It looks like Ryerson University is working to launch a research institute devoted to immigration and settlement issues. Good luck to them. As part of this initiative, they are calling for proposals for a conference entitled “Migration and the Global City”. The conference, a launch to the proposed research centre, tentatively called the Ryerson Institute on Immigration and Settlement (RISS), will be held on the Ryerson campus from October 29-31, 2010.

A call for papers has been released here. Of particular interest to immigrantchildren.ca, conference themes include; Children and Youth; Citizenship, Migration and Identity; Precarious and Temporary Status; and Settlement Services.

The conference will feature a range of activities, including day-trips to local immigrant/settlement locations, a film-documentary screening and art-show, and a possible “CIHR-funded pre-conference on immigrant and refugee children and youth” (Source: Ryerson website). Ryerson – do let us know at immigrantchildren.ca how we can support this important inclusion!

Deadline for abstract submission is June 15, 2010.

FRP Perspectives in Family Support (Spring 2010) special issue on immigrant families

The Canadian Association of Family Resource Centres (FRP Canada) has released a special edition of their journal, Perspectives in Family Support with a focus on immigrant families:

In “The Participation of Immigrant Families in the Activities of Family Resource Programs”, Marie Rhéaume reports on a research study conducted in Québéc that examined the issues and “distances” between immigrant mothers and Québécois mothers and found that, overall, family resource centres because of the “values that underlie the work of these community-based organizations, particularly the climate of respect, help build bridges between the two groups”. For more on the study, see here.
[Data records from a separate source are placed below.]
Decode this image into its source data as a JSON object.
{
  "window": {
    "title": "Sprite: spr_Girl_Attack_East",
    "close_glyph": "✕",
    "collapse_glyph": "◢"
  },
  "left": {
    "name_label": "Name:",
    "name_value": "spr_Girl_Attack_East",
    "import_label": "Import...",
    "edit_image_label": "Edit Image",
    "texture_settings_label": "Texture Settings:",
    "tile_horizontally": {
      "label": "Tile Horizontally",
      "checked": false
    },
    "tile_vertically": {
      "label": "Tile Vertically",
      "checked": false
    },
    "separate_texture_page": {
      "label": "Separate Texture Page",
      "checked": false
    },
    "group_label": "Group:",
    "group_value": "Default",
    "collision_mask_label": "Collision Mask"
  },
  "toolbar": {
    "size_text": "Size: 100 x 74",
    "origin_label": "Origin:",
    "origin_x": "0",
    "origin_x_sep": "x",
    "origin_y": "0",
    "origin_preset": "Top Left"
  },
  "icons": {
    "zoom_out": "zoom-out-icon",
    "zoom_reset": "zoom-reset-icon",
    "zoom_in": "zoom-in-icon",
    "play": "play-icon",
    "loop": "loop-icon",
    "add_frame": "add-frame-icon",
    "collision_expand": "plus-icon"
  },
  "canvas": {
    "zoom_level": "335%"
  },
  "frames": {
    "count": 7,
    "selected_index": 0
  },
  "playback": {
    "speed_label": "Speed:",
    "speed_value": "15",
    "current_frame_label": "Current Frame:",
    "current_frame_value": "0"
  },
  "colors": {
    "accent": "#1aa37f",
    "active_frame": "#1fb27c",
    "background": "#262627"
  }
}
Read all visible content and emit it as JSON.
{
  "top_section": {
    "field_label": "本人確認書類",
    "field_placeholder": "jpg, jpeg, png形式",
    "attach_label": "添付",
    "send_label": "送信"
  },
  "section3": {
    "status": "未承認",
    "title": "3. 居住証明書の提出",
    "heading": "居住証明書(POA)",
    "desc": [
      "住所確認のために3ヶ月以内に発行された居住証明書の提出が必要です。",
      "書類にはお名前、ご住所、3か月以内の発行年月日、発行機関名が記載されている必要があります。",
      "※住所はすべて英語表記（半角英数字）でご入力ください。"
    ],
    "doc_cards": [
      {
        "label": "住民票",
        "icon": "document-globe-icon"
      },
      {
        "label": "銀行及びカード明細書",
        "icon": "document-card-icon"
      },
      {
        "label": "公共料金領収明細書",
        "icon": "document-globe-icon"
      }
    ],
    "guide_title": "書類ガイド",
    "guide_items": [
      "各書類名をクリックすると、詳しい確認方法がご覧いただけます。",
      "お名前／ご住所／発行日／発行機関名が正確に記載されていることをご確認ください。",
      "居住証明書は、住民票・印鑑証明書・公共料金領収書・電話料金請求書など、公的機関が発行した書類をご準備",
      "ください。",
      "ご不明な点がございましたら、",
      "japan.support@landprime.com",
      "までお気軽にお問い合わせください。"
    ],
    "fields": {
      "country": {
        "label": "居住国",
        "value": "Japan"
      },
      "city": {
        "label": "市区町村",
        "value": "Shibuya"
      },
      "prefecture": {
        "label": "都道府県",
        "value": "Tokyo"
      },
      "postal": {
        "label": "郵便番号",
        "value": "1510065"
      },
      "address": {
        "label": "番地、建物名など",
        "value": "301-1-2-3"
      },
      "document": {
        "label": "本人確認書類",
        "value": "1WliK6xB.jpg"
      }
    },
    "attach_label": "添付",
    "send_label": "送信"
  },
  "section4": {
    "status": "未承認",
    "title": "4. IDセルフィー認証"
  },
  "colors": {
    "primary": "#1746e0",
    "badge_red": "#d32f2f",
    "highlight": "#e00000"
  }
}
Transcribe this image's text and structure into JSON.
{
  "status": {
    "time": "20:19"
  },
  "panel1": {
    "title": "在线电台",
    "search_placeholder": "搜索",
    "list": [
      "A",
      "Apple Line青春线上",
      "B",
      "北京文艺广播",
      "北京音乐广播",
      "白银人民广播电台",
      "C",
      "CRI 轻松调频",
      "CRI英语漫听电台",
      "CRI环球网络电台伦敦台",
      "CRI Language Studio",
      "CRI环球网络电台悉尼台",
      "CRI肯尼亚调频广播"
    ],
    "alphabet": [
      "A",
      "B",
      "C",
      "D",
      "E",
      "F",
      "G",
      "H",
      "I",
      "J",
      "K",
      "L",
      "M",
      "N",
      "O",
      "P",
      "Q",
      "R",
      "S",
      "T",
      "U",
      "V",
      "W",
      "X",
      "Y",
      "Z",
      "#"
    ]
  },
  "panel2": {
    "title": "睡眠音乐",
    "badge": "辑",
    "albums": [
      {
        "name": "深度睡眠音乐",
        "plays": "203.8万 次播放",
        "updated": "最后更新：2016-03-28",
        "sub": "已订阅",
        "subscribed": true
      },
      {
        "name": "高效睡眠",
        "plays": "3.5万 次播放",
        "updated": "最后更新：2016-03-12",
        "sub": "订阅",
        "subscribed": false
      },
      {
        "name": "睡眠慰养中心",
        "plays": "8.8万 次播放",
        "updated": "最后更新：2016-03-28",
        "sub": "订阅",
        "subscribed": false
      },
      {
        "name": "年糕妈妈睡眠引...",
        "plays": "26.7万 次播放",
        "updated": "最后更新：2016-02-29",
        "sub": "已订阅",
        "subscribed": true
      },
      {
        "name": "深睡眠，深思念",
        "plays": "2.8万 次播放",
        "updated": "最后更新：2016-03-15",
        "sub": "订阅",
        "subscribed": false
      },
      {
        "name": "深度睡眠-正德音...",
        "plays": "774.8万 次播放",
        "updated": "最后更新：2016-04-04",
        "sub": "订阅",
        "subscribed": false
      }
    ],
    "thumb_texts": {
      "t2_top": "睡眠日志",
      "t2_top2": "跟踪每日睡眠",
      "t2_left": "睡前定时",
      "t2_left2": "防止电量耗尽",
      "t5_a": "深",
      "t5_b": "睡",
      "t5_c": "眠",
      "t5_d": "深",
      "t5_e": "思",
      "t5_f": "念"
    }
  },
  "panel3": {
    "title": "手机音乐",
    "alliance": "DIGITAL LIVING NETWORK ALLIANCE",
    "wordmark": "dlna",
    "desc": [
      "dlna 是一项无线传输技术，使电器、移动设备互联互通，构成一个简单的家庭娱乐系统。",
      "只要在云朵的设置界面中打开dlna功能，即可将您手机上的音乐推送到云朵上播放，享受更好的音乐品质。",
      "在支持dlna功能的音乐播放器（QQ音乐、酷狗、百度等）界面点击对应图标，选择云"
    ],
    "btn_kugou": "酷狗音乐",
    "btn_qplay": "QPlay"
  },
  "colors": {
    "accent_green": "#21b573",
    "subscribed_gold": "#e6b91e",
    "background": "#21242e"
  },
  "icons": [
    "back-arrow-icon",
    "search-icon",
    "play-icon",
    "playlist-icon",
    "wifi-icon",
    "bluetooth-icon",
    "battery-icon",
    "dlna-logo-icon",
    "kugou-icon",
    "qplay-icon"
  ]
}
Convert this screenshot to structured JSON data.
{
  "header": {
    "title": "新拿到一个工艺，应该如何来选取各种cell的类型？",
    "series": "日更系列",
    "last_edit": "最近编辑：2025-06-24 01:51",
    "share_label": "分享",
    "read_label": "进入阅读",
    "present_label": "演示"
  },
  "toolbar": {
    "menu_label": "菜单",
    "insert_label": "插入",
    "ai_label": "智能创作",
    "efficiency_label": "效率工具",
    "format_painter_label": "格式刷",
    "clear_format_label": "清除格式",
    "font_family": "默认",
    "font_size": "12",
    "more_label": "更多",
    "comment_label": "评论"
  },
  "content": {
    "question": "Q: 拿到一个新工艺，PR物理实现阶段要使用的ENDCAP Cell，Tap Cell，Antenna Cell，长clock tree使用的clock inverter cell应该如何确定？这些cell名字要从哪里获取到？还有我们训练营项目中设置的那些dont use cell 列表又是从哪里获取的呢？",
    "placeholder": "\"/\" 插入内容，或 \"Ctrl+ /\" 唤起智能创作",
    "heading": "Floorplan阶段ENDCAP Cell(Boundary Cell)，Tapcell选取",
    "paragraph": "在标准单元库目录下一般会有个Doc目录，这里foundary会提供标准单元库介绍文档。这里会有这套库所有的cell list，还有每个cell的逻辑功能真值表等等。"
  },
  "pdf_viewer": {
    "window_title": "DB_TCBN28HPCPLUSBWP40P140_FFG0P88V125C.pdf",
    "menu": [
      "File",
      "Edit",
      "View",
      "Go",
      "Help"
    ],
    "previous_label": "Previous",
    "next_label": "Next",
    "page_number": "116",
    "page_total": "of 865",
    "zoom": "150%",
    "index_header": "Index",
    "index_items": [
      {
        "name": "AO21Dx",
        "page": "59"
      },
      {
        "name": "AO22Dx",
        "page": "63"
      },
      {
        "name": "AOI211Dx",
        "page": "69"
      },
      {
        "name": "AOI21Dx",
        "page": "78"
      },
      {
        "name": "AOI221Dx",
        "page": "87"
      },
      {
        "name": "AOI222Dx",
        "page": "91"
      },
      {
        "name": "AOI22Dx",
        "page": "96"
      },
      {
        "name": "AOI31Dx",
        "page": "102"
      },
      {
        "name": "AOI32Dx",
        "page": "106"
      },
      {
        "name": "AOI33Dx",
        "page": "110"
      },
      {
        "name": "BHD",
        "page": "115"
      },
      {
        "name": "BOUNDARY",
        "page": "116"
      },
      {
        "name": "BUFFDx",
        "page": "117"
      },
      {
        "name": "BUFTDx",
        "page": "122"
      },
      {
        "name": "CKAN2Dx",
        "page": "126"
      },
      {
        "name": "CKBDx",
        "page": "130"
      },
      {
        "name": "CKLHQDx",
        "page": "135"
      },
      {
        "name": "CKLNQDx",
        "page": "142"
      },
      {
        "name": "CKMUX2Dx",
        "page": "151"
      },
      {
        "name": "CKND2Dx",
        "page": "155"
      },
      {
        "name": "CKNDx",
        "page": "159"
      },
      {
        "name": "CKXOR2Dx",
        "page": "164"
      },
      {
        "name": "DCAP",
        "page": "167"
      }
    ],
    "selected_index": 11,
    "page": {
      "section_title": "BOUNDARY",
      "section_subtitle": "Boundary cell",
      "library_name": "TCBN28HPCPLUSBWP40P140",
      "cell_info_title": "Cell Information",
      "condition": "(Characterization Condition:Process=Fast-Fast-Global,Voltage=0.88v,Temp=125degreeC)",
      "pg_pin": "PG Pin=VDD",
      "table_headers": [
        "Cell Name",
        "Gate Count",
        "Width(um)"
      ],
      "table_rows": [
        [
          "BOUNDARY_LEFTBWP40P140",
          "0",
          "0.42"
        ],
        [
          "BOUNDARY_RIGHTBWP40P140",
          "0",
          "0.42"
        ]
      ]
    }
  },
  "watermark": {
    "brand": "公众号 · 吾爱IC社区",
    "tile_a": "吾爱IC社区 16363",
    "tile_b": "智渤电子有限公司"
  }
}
In “Taking an Advocacy With Approach”, as opposed to an advocacy for approach, Lianne Fisher argues for the importance of self-reflection of family resource practitioners who work with newcomers to recognize and resolve possible stigmatizing and marginalizing that may occur when practitioners seek to help newcomers.

An excerpt of “Phase 2 of FRP Canada’s Welcome Here Project: A Summary Report of Lessons Learned”, also available on the FRP Canada website welcomehere.ca.

The issue of cultural adaptation and/or interpretation v. simple translation is covered by Betsy Mann in “Reflecting on Issues of Translation and Interpretation”.

Researcher Dr. Judith K. Bernhard writes on “What are the Essential Elements of Valid Research? The Problem of ‘Data’ and their Collection in Cross-Cultural Contexts” from a personal viewpoint as both an immigrant to Canada and now a practicing academic in immigrant-family related studies.

Toronto’s Hot Docs festival offerings on multiculturalism, integration, equity, racism & child rights

Among the showings at Toronto’s annual Hot Docs film festival, running from April 29-May 9, 2010 are:

In the Name of the Family ~ about Aqsa Parvez and her so-called honour killing

Listen to This ~ Pianist Thompson Egbo-Egbo starts a music program at his former school in Toronto’s Jane-Finch community

Babies ~ just babies in settings around the world (also see film website)

Grace, Milly, Lucy … Child Soldiers ~ the lives of Ugandan child soldiers

The Day I Will Never Forget ~ about female genital mutilation in Kenya

Made in India ~ about tourist surrogacy and the reproductive industry in developing countries.